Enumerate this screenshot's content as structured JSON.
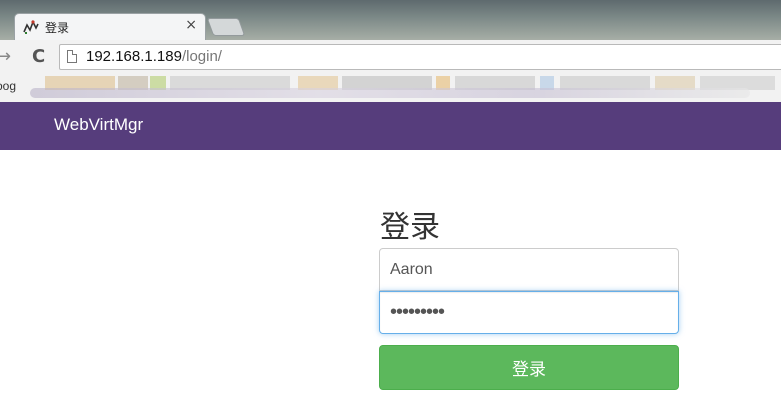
{
  "browser": {
    "tab": {
      "title": "登录",
      "close_glyph": "×",
      "favicon": "webvirtmgr-favicon"
    },
    "toolbar": {
      "back_glyph": "→",
      "reload_glyph": "C",
      "url_host": "192.168.1.189",
      "url_path": "/login/"
    },
    "bookmarks": {
      "label": "oog"
    }
  },
  "navbar": {
    "brand": "WebVirtMgr",
    "color": "#563d7c"
  },
  "login": {
    "title": "登录",
    "username_value": "Aaron",
    "password_value": "•••••••••",
    "submit_label": "登录",
    "submit_color": "#5cb85c",
    "focus_color": "#66afe9"
  }
}
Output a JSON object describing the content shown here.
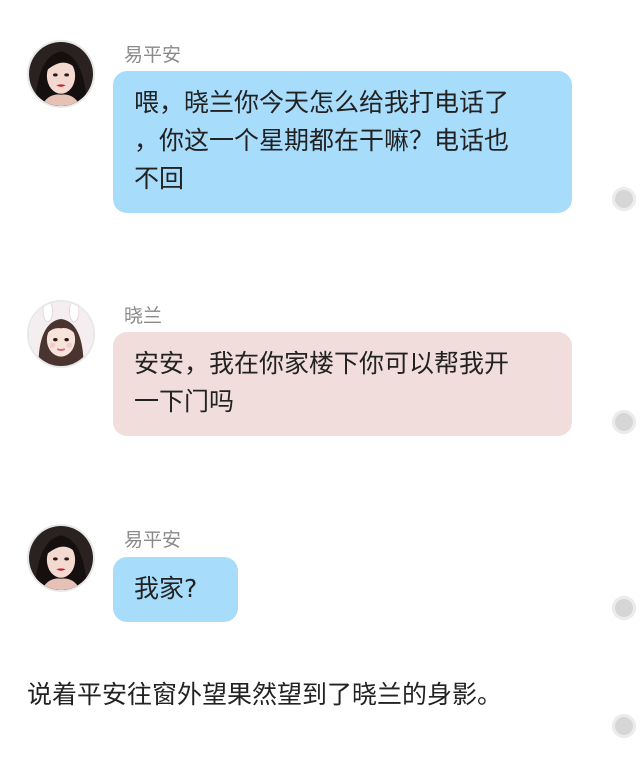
{
  "messages": [
    {
      "sender": "易平安",
      "text": "喂，晓兰你今天怎么给我打电话了\n，你这一个星期都在干嘛？电话也\n不回",
      "avatar": "girl-red-lips-avatar",
      "bubble_color": "#a8dcfb"
    },
    {
      "sender": "晓兰",
      "text": "安安，我在你家楼下你可以帮我开\n一下门吗",
      "avatar": "girl-bunny-ears-avatar",
      "bubble_color": "#f2dddd"
    },
    {
      "sender": "易平安",
      "text": "我家?",
      "avatar": "girl-red-lips-avatar",
      "bubble_color": "#a8dcfb"
    }
  ],
  "narration": "说着平安往窗外望果然望到了晓兰的身影。",
  "colors": {
    "blue_bubble": "#a8dcfb",
    "pink_bubble": "#f2dddd",
    "dot": "#d6d6d6"
  }
}
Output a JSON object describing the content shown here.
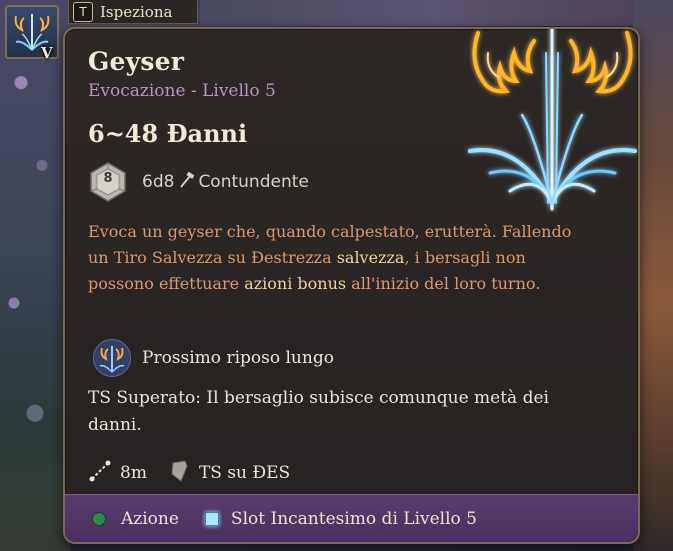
{
  "hotbar": {
    "slot_icon": "geyser-spell-icon",
    "slot_hotkey": "V"
  },
  "inspect": {
    "key": "T",
    "label": "Ispeziona"
  },
  "spell": {
    "name": "Geyser",
    "school_level": "Evocazione - Livello 5",
    "damage_summary": "6~48 Đanni",
    "die_face": "8",
    "dice": "6d8",
    "damage_type": "Contundente",
    "damage_type_icon": "hammer-icon",
    "description": {
      "part1": "Evoca un geyser che, quando calpestato, erutterà. Fallendo un Tiro Salvezza su Đestrezza ",
      "kw1": "salvezza",
      "part2": ", i bersagli non possono effettuare ",
      "kw2": "azioni bonus",
      "part3": " all'inizio del loro turno."
    },
    "recharge": "Prossimo riposo lungo",
    "save_note": "TS Superato: Il bersaglio subisce comunque metà dei danni.",
    "range": "8m",
    "save": "TS su ĐES",
    "cost_action": "Azione",
    "cost_slot": "Slot Incantesimo di Livello 5"
  },
  "colors": {
    "title": "#f1ead9",
    "subtitle": "#b894c2",
    "description": "#d99a6c",
    "keyword": "#f0d39a",
    "footer": "#4a2f5e",
    "action_dot": "#2f8a4a",
    "slot_square": "#a8e8ff"
  }
}
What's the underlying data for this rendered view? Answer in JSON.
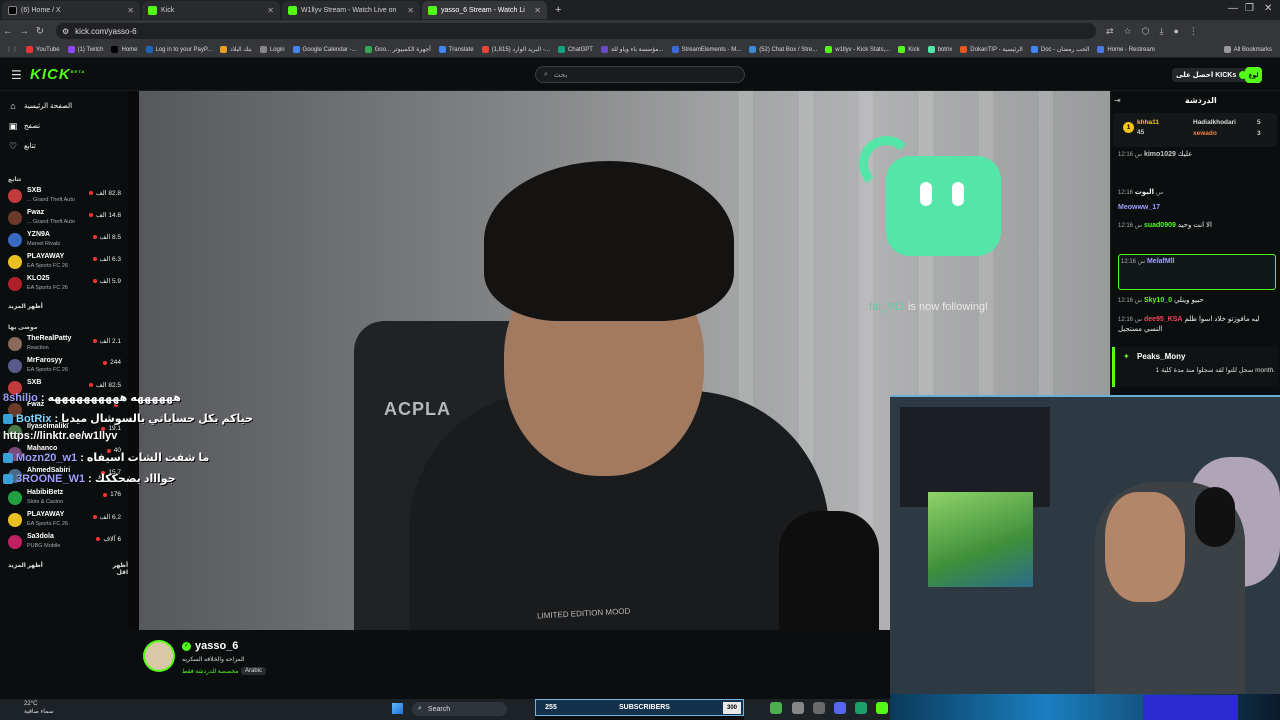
{
  "browser": {
    "tabs": [
      {
        "label": "(6) Home / X",
        "favicon": "x-icon",
        "active": false
      },
      {
        "label": "Kick",
        "favicon": "kick-icon",
        "active": false
      },
      {
        "label": "W1llyv Stream - Watch Live on",
        "favicon": "kick-icon",
        "active": false
      },
      {
        "label": "yasso_6 Stream - Watch Li",
        "favicon": "kick-icon",
        "active": true
      }
    ],
    "url": "kick.com/yasso-6",
    "bookmarks": [
      "YouTube",
      "(1) Twitch",
      "Home",
      "Log in to your PayP...",
      "بنك البلاد",
      "Login",
      "Google Calendar -...",
      "Goo... أجهزة الكمبيوتر",
      "Translate",
      "(1,815) البريد الوارد -...",
      "ChatGPT",
      "مؤسسة باء وياو للة...",
      "StreamElements - M...",
      "(52) Chat Box / Stre...",
      "w1llyv - Kick Stats,...",
      "Kick",
      "botrix",
      "DokanTIP - الرئيسية",
      "Doc - الحب رمضان",
      "Home - Restream"
    ],
    "all_bookmarks": "All Bookmarks"
  },
  "header": {
    "logo": "KICK",
    "logo_sup": "BETA",
    "search_placeholder": "بحث",
    "get_kicks": "احصل على KICKs",
    "login": "لوغ"
  },
  "sidebar": {
    "nav": [
      {
        "label": "الصفحة الرئيسية",
        "icon": "home-icon"
      },
      {
        "label": "تصفح",
        "icon": "browse-icon"
      },
      {
        "label": "تتابع",
        "icon": "heart-icon"
      }
    ],
    "following_header": "تتابع",
    "following": [
      {
        "name": "SXB",
        "game": "Grand Theft Auto ...",
        "viewers": "82.8 الف",
        "color": "#c23b3b"
      },
      {
        "name": "Fwaz",
        "game": "Grand Theft Auto ...",
        "viewers": "14.8 الف",
        "color": "#6b3a2a"
      },
      {
        "name": "YZN9A",
        "game": "Marvel Rivals",
        "viewers": "8.5 الف",
        "color": "#3a6bc2"
      },
      {
        "name": "PLAYAWAY",
        "game": "EA Sports FC 26",
        "viewers": "6.3 الف",
        "color": "#e8c020"
      },
      {
        "name": "KLO25",
        "game": "EA Sports FC 26",
        "viewers": "5.9 الف",
        "color": "#b0202a"
      }
    ],
    "show_more_1": "أظهر المزيد",
    "recommended_header": "موصى بها",
    "recommended": [
      {
        "name": "TheRealPatty",
        "game": "Reaction",
        "viewers": "2.1 الف",
        "color": "#8a6a5a"
      },
      {
        "name": "MrFarosyy",
        "game": "EA Sports FC 26",
        "viewers": "244",
        "color": "#5a5a8a"
      },
      {
        "name": "SXB",
        "game": "",
        "viewers": "82.5 الف",
        "color": "#c23b3b"
      },
      {
        "name": "Fwaz",
        "game": "",
        "viewers": "",
        "color": "#6b3a2a"
      },
      {
        "name": "Ilyaselmaliki",
        "game": "",
        "viewers": "19.1",
        "color": "#4a7a4a"
      },
      {
        "name": "Mahanco",
        "game": "",
        "viewers": "40",
        "color": "#7a4a7a"
      },
      {
        "name": "AhmedSabiri",
        "game": "",
        "viewers": "15.7",
        "color": "#4a6a8a"
      },
      {
        "name": "HabibiBetz",
        "game": "Slots & Casino",
        "viewers": "176",
        "color": "#20a040"
      },
      {
        "name": "PLAYAWAY",
        "game": "EA Sports FC 26",
        "viewers": "6.2 الف",
        "color": "#e8c020"
      },
      {
        "name": "Sa3dola",
        "game": "PUBG Mobile",
        "viewers": "6 آلاف",
        "color": "#c02060"
      }
    ],
    "show_more_2": "أظهر المزيد",
    "show_less": "أظهر اقل"
  },
  "player": {
    "follow_alert_user": "fat_911",
    "follow_alert_text": "is now following!",
    "chair_text": "ACPLA",
    "hoodie_text": "LIMITED EDITION MOOD",
    "overlay_chat": [
      {
        "user": "8shilio",
        "text": "ههههههه ههههههههههه"
      },
      {
        "user": "BotRix",
        "text": "حياكم بكل حساباتي بالسوشال ميديا"
      },
      {
        "user": "",
        "text": "https://linktr.ee/w1llyv"
      },
      {
        "user": "Mozn20_w1",
        "text": "ما شفت الشات اسيفاه"
      },
      {
        "user": "3ROONE_W1",
        "text": "جواااد يضحككك"
      }
    ],
    "subs_count": "255",
    "subs_label": "SUBSCRIBERS",
    "subs_goal": "300"
  },
  "stream": {
    "username": "yasso_6",
    "title": "المزاحه والخلافه السكريه",
    "category": "مخصصة للدردشة فقط",
    "language": "Arabic"
  },
  "chat": {
    "title": "الدردشة",
    "pinned_top": [
      {
        "user": "khha11",
        "count": "45"
      },
      {
        "user": "Hadialkhodari",
        "count": "5"
      },
      {
        "user": "xewado",
        "count": "3"
      }
    ],
    "messages": [
      {
        "time": "12:16 س",
        "user": "kimo1029",
        "color": "#c8c8c8",
        "text": "عليك"
      },
      {
        "time": "12:16 س",
        "user": "البوت",
        "color": "#ffffff",
        "text": ""
      },
      {
        "time": "",
        "user": "Meowww_17",
        "color": "#9ea0ff",
        "text": ""
      },
      {
        "time": "12:16 س",
        "user": "suad0909",
        "color": "#53fc18",
        "text": "الا انت وحيد"
      },
      {
        "time": "12:16 س",
        "user": "MelafMll",
        "color": "#9ea0ff",
        "text": ""
      },
      {
        "time": "12:16 س",
        "user": "Sky10_0",
        "color": "#53fc18",
        "text": "حبيو وينلي"
      },
      {
        "time": "12:16 س",
        "user": "dee95_KSA",
        "color": "#ff4060",
        "text": "ليه مافوزتو خلاد اسوا ظلم النسي مستحيل"
      }
    ],
    "sub_notice_user": "Peaks_Mony",
    "sub_notice_text": "سجل للتو! لقد سجلوا منذ مدة كلية 1 month."
  },
  "taskbar": {
    "temp": "22°C",
    "weather": "سماء صافية",
    "search": "Search"
  }
}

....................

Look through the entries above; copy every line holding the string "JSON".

Enumerate this screenshot's content as structured JSON.
Output a JSON object describing the content shown here.
Output a JSON object describing the content shown here.
What's the underlying data for this rendered view? Answer in JSON.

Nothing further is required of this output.